Start of Block
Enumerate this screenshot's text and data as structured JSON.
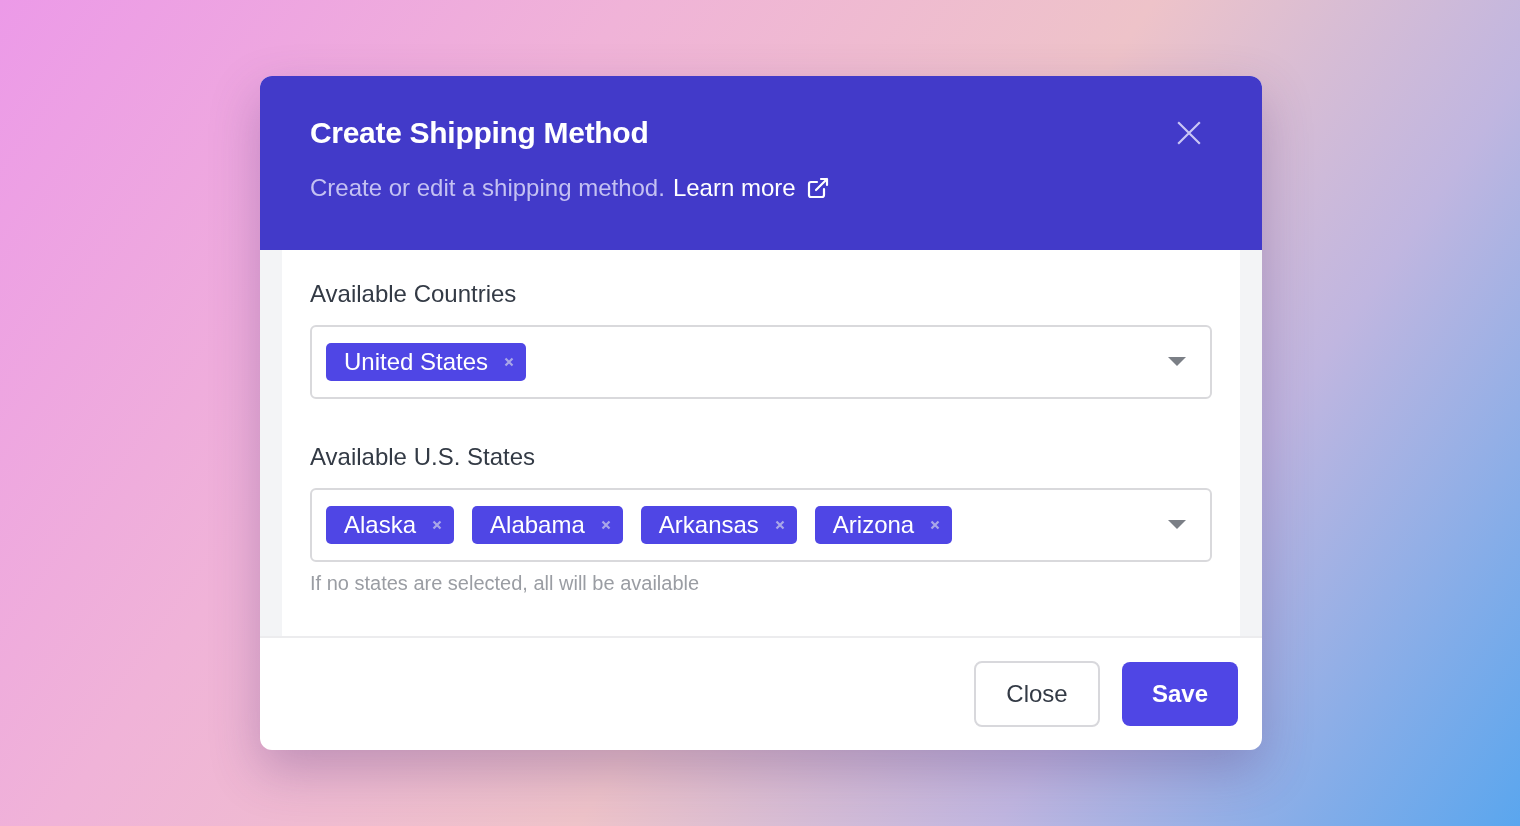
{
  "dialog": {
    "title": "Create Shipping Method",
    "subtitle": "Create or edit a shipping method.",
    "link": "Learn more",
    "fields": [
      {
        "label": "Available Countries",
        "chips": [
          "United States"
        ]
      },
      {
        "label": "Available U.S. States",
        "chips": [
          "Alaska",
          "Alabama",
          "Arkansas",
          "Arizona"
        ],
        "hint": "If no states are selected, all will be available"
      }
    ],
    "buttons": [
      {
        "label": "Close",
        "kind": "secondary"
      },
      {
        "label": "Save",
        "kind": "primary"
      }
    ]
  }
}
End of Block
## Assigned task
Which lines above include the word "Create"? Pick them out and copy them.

## Output below
    "title": "Create Shipping Method",
    "subtitle": "Create or edit a shipping method.",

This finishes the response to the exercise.